Anti-immigrant rallies in Germany have been building in recent weeks, peaking Monday night in the city of Dresden where tens of thousands of people turned out to demonstrate against what they call the ‘Islamization’ of the West. Germany has offered asylum to more Syrian refugees than any other country, and this appears to have set off the protests. Henry Ridgwell reports from London.
Video

Video Aceh Rebuilt Decade After Tsunami, But Scars Remain

On December 26, 2004 there was an earthquake in the Indian Ocean so powerful it caused the Earth’s axis to wobble a few centimeters. Onshore on the island of Sumatra, the resulting tsunami was devastating. A decade later, VOA Correspondent Steve Herman reports from Banda Aceh, Indonesia, where although there is little remaining evidence of the physical devastation, the psychological scars among survivors remain.
Video

Video Refugees Living in Kenya Long for Peace in the Home Countries

Kenya is host to numerous refugees seeking safe haven from conflict. Immigrants from Somalia face challenges in their new lives in Kenya.
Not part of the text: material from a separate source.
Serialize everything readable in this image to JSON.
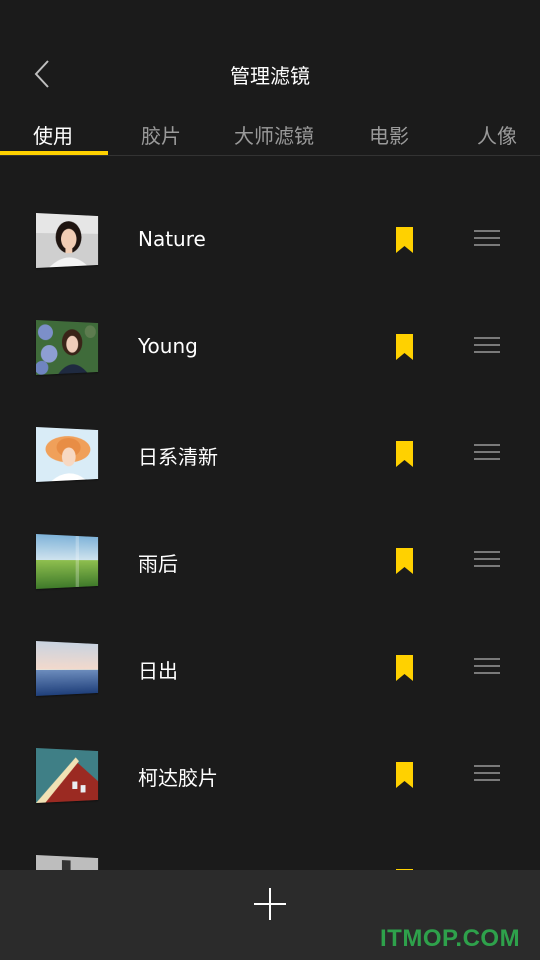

Ahead of International Migrants Day (December 18) Lenny Ruvaga has more for VOA News from the Kenyan capital.

All About America

AppleAndroid

More Americas News

Tourism, Farm Groups See Bigger Business With Cuba

'We are the closest major food producer that Cuba has,' an American Farm Bureau Federation spokesman notes
More

Castro Lauds US Outreach, Says Cuba to Remain Communist

In speech to lawmakers, Cuba's president says economic reforms will be accelerated, yet changes will be gradual
More

Raul Castro Steps Out of Brother's Shadow With US Deal

Cuban president scores diplomatic triumph, surge in support with this week's deal that ends decades of hostility with United States
More

US Report: Immigration Officials' Apprehensions Rose in 2014

Apprehensions of Mexicans fall 14 percent; those of individuals from other countries, predominantly in Central America, rise 68 percent
More

Strife, Mutual Interests Mark Cuba-US Ties

Island nation was once a vacation destination for Americans; over years, many Cubans sought refuge across the Florida Straits
More

Video Miami Cubans Divided on New US Policy

While older, more conservative Cuban Americans have promoted anti-Castro political movement for years, younger generations say economically, it is time for change
More